The comments to this entry are closed.

Available for Consulting and Speakerships

  • Available for Consulting & Speaking
    Tomi Ahonen is a bestselling author whose twelve books on mobile have already been referenced in over 100 books by his peers. Rated the most influential expert in mobile by Forbes in December 2011, Tomi speaks regularly at conferences doing about 20 public speakerships annually. With over 250 public speaking engagements, Tomi been seen by a cumulative audience of over 100,000 people on all six inhabited continents. The former Nokia executive has run a consulting practise on digital convergence, interactive media, engagement marketing, high tech and next generation mobile. Tomi is currently based out of Helsinki but supports Fortune 500 sized companies across the globe. His reference client list includes Axiata, Bank of America, BBC, BNP Paribas, China Mobile, Emap, Ericsson, Google, Hewlett-Packard, HSBC, IBM, Intel, LG, MTS, Nokia, NTT DoCoMo, Ogilvy, Orange, RIM, Sanomamedia, Telenor, TeliaSonera, Three, Tigo, Vodafone, etc. To see his full bio and his books, visit www.tomiahonen.com Tomi Ahonen lectures at Oxford University's short courses on next generation mobile and digital convergence. Follow him on Twitter as @tomiahonen. Tomi also has a Facebook and Linked In page under his own name. He is available for consulting, speaking engagements and as expert witness, please write to tomi (at) tomiahonen (dot) com

Tomi's eBooks on Mobile Pearls

  • Pearls Vol 1: Mobile Advertising
    Tomi's first eBook is 171 pages with 50 case studies of real cases of mobile advertising and marketing in 19 countries on four continents. See this link for the only place where you can order the eBook for download

Tomi Ahonen Almanac 2009

  • Tomi Ahonen Almanac 2009
    A comprehensive statistical review of the total mobile industry, in 171 pages, has 70 tables and charts, and fits on your smartphone to carry in your pocket every day.

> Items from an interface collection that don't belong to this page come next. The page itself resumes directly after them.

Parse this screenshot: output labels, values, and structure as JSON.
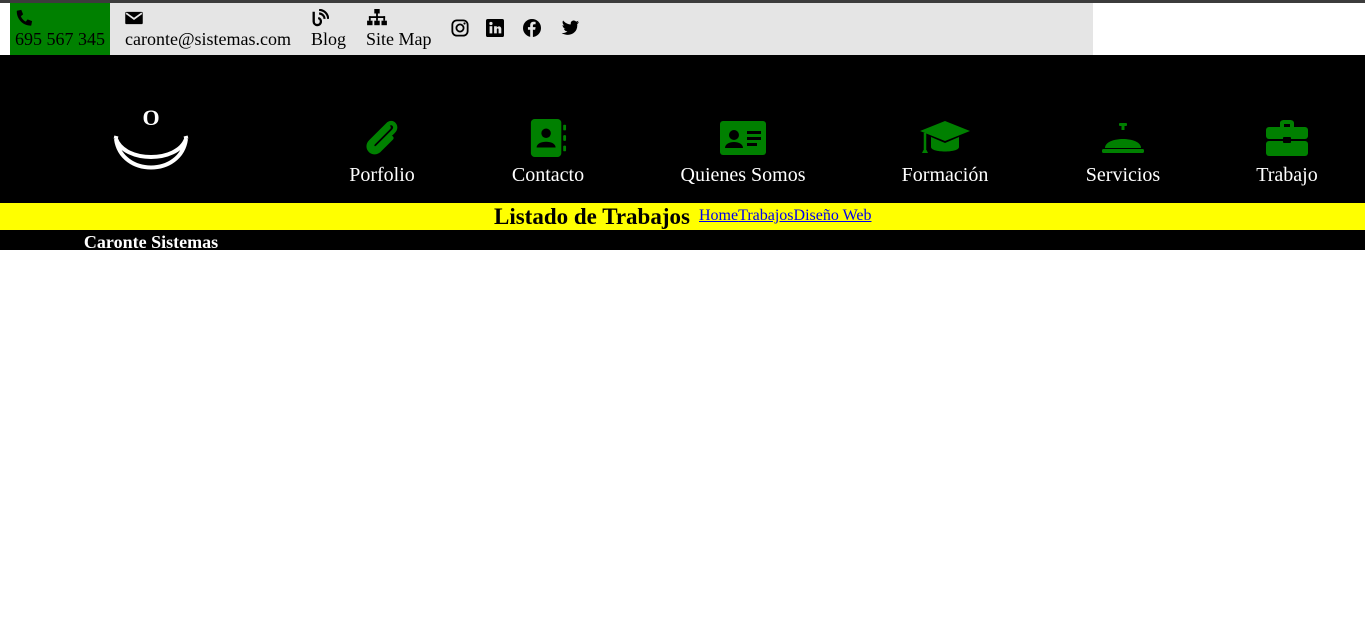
{
  "topbar": {
    "phone": "695 567 345",
    "email": "caronte@sistemas.com",
    "blog": "Blog",
    "sitemap": "Site Map",
    "social": [
      "instagram-icon",
      "linkedin-icon",
      "facebook-icon",
      "twitter-icon"
    ],
    "colors": {
      "background": "#e5e5e5",
      "phone_background": "#008000"
    }
  },
  "brand": {
    "logo_letter": "O",
    "name": "Caronte Sistemas"
  },
  "nav": {
    "items": [
      {
        "label": "Porfolio",
        "icon": "paperclip-icon"
      },
      {
        "label": "Contacto",
        "icon": "address-book-icon"
      },
      {
        "label": "Quienes Somos",
        "icon": "id-card-icon"
      },
      {
        "label": "Formación",
        "icon": "graduation-cap-icon"
      },
      {
        "label": "Servicios",
        "icon": "concierge-bell-icon"
      },
      {
        "label": "Trabajo",
        "icon": "briefcase-icon"
      }
    ],
    "icon_color": "#008000"
  },
  "page": {
    "title": "Listado de Trabajos",
    "breadcrumbs": [
      "Home",
      "Trabajos",
      "Diseño Web"
    ],
    "bar_color": "#ffff00"
  }
}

Alan's Third Book: No Straight Lines

Tomi's Fave Twitterati